End stage renal disease has become a significant health concern in the United States over the past thirty years as the prevalence of kidney failure cases has risen. Today, there are around 1 million people who are enrolled in the federal governments reimbursement program for dialysis treatment and the trend seems to be toward a higher number of enrollees as diabetes and high blood pressure become more common among the general population. Current projections estimate that annual costs associated with providing care to these people exceeds $50 billion. To accommodate the influx of patients, organizations have begun building hundreds of new clinics and are now more aggressive about hiring providers who are willing to take responsibility for the routine activities required to offer comprehensive care. This has resulted in more career advancement opportunities for individuals who are interested in working as a dialysis technician.
Technicians are unlicensed assistants who are required to provide care under the supervision of nurses and physicians. In general, the technician is qualified to perform tasks that do not involve professional knowledge, judgment, or skill. A few of the more common activities assigned to unlicensed members of the medical team include greeting patients, scheduling appointments, collecting procedural health data, recording vital signs, attaching tubes to the vascular access point, making sure equipment is operating properly, monitoring patients during treatment, answering questions, alerting providers about any concerns that might arise, communicating with other members of the team, and providing support to individuals who are experiencing anxiety or stress associated with their medical condition.
Additional responsibilities may be required as a condition of employment and it is important to discuss the expectations of the employer in great detail before signing a long-term contract. Also, directors may include specific personality traits that an individual must possess in order to be considered for an open position. The fact that dialysis therapy requires patients to receive treatment three to five times each week means that the level of anger and frustration that patients experience is often higher than in other medical departments. For this reason, it is critical that a technician be compassionate, friendly, caring, empathetic, outgoing, and intelligent. Those who have difficulty remaining positive under circumstances that are stressful will find that a career in patient care may not be the best employment option.
As a technician gains experience in patient care and demonstrates a strong work ethic, they may have the opportunity to take advantage of an administrative promotion to a managerial position.
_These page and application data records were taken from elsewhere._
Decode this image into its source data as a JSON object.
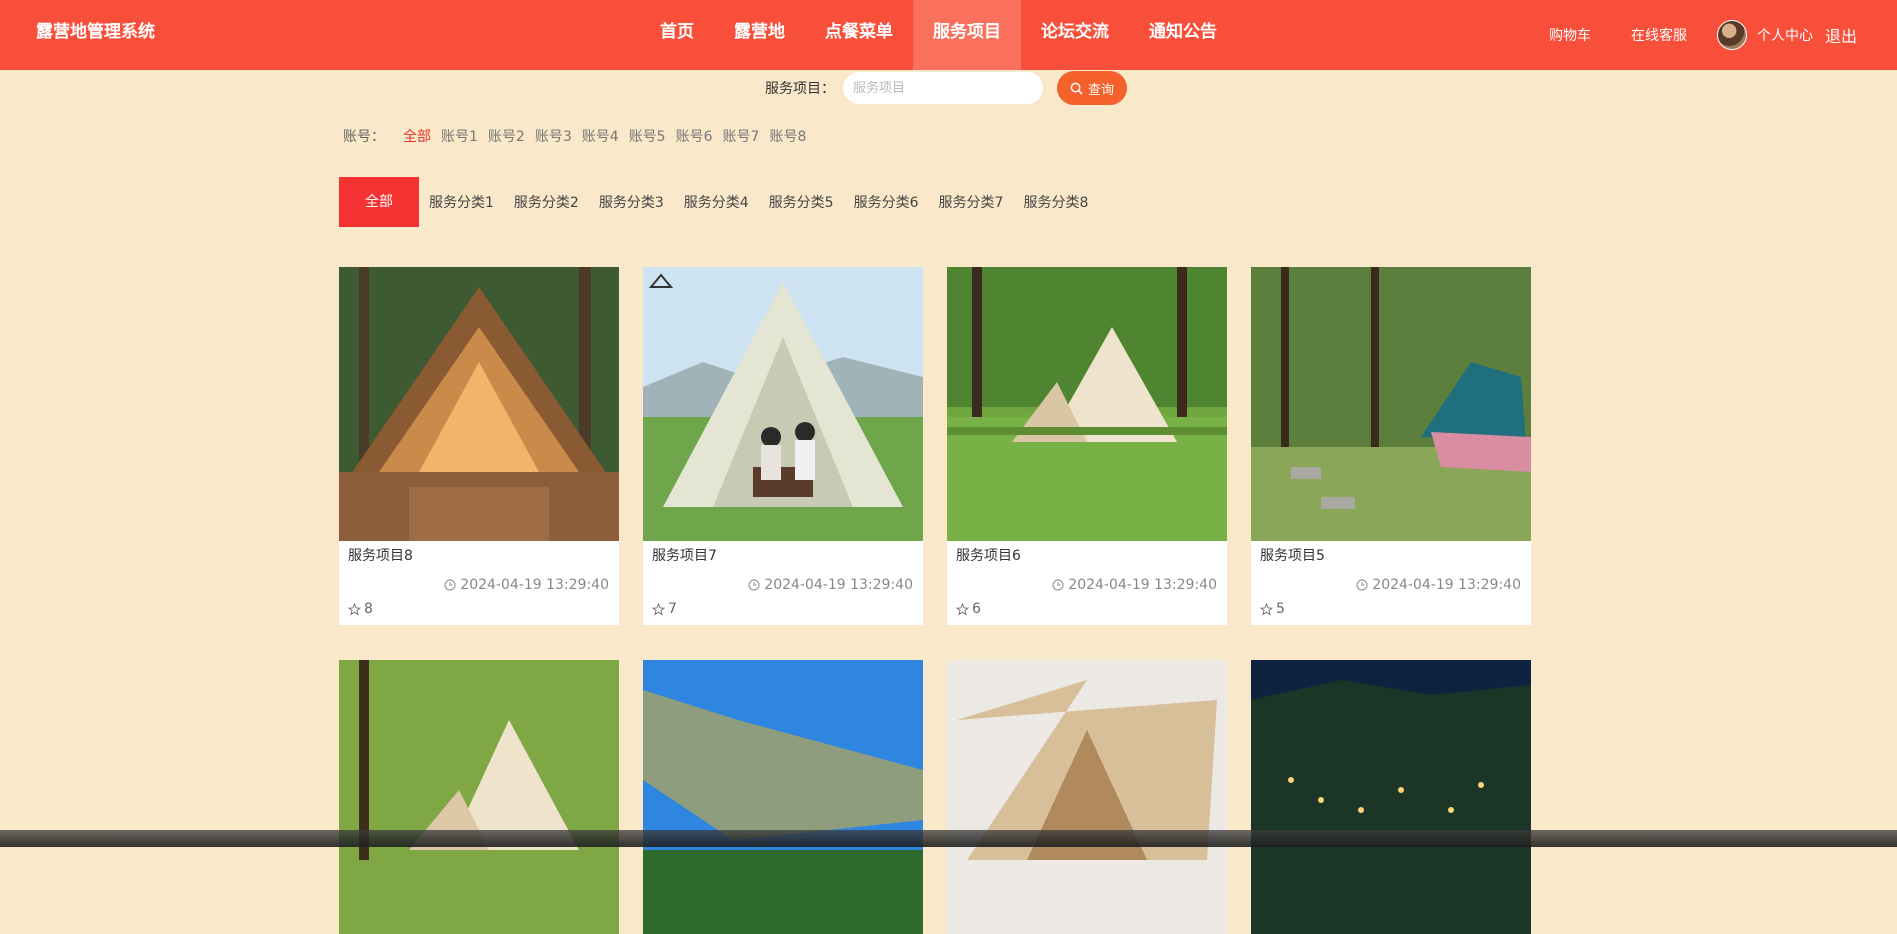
{
  "header": {
    "brand": "露营地管理系统",
    "nav": [
      "首页",
      "露营地",
      "点餐菜单",
      "服务项目",
      "论坛交流",
      "通知公告"
    ],
    "active_nav": 3,
    "cart": "购物车",
    "service": "在线客服",
    "profile": "个人中心",
    "logout": "退出"
  },
  "search": {
    "label": "服务项目：",
    "placeholder": "服务项目",
    "button": "查询"
  },
  "account_filter": {
    "label": "账号：",
    "options": [
      "全部",
      "账号1",
      "账号2",
      "账号3",
      "账号4",
      "账号5",
      "账号6",
      "账号7",
      "账号8"
    ]
  },
  "category_tabs": [
    "全部",
    "服务分类1",
    "服务分类2",
    "服务分类3",
    "服务分类4",
    "服务分类5",
    "服务分类6",
    "服务分类7",
    "服务分类8"
  ],
  "cards": [
    {
      "title": "服务项目8",
      "time": "2024-04-19 13:29:40",
      "stars": "8"
    },
    {
      "title": "服务项目7",
      "time": "2024-04-19 13:29:40",
      "stars": "7"
    },
    {
      "title": "服务项目6",
      "time": "2024-04-19 13:29:40",
      "stars": "6"
    },
    {
      "title": "服务项目5",
      "time": "2024-04-19 13:29:40",
      "stars": "5"
    }
  ],
  "colors": {
    "header": "#f84f3b",
    "page_bg": "#f9e8c9",
    "accent": "#f53232",
    "search_button": "#f5612a"
  }
}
Although many individuals prefer to focus on clinical practice without having to think about the business aspect of providing care, some find that the option to take on management activities allows them to have an even greater impact on the health and well-being of others while increasing their earning potential. With this type of promotion individuals can expect to have responsibilities such as supervising other employees, training new personnel, providing performance reports, and conducting office meetings added to their dialysis technician job description.
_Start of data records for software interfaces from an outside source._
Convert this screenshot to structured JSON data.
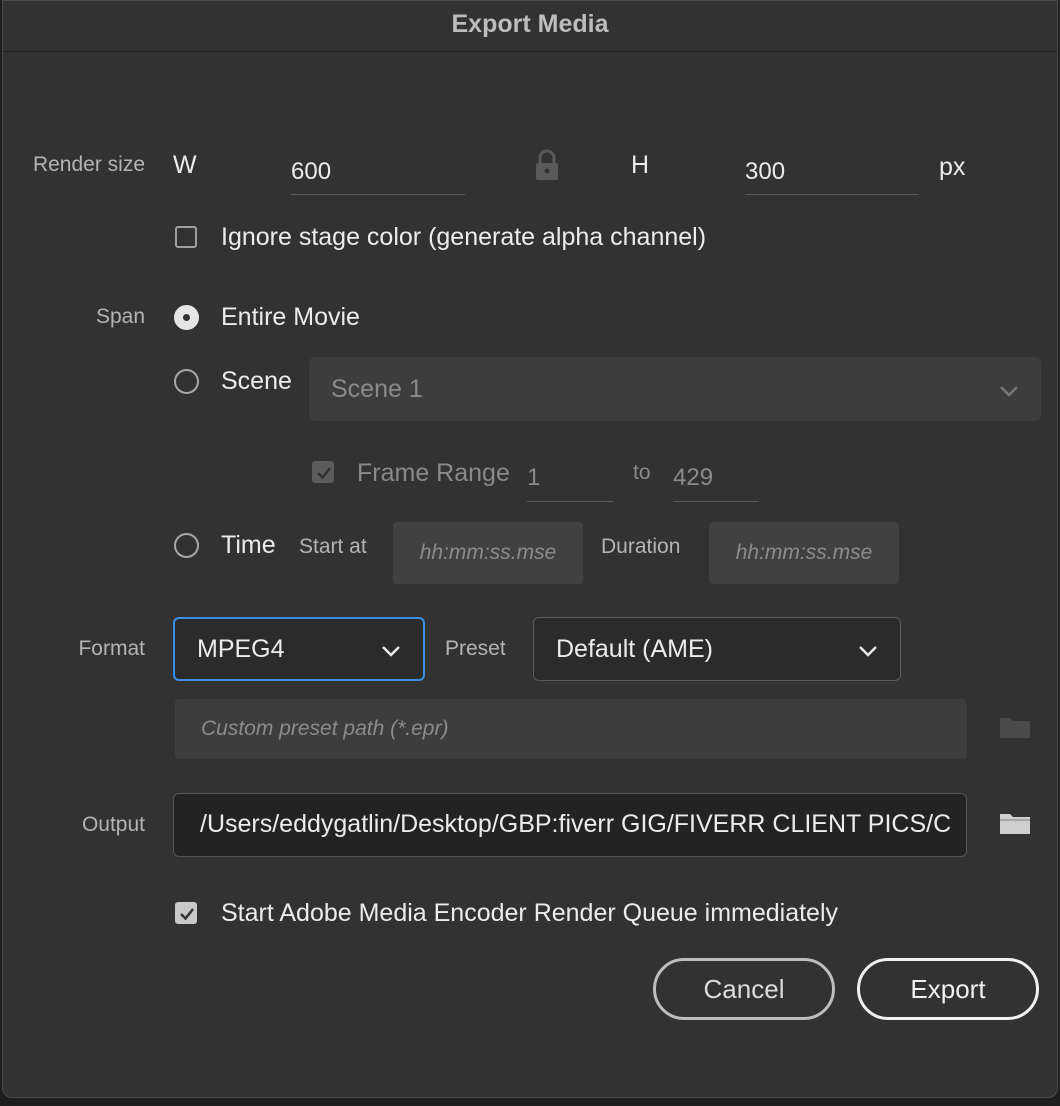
{
  "window": {
    "title": "Export Media"
  },
  "render_size": {
    "label": "Render size",
    "w_label": "W",
    "width": "600",
    "h_label": "H",
    "height": "300",
    "unit": "px"
  },
  "alpha": {
    "label": "Ignore stage color (generate alpha channel)",
    "checked": false
  },
  "span": {
    "label": "Span",
    "entire_movie": "Entire Movie",
    "scene": "Scene",
    "scene_select": "Scene 1",
    "frame_range_label": "Frame Range",
    "frame_from": "1",
    "to_label": "to",
    "frame_to": "429",
    "time": "Time",
    "start_at_label": "Start at",
    "start_placeholder": "hh:mm:ss.mse",
    "duration_label": "Duration",
    "duration_placeholder": "hh:mm:ss.mse",
    "selected": "Entire Movie"
  },
  "format": {
    "label": "Format",
    "value": "MPEG4",
    "preset_label": "Preset",
    "preset_value": "Default (AME)",
    "custom_path_placeholder": "Custom preset path (*.epr)"
  },
  "output": {
    "label": "Output",
    "path": "/Users/eddygatlin/Desktop/GBP:fiverr GIG/FIVERR CLIENT PICS/C"
  },
  "queue": {
    "label": "Start Adobe Media Encoder Render Queue immediately",
    "checked": true
  },
  "buttons": {
    "cancel": "Cancel",
    "export": "Export"
  },
  "colors": {
    "accent": "#3b8fe0",
    "background": "#323232"
  }
}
Patient care is one of the most rewarding career options available because it allows individuals to have a meaningful and long-lasting impact on the quality of life that patients experience. Those who have determined that they possess the personality traits required to work in this profession are encouraged to learn more about the dialysis technician community in their area. Becoming an active participant in regional and statewide industry organizations is one of the best strategies for getting to know influential people in the profession and can result in lucrative career advancement opportunities.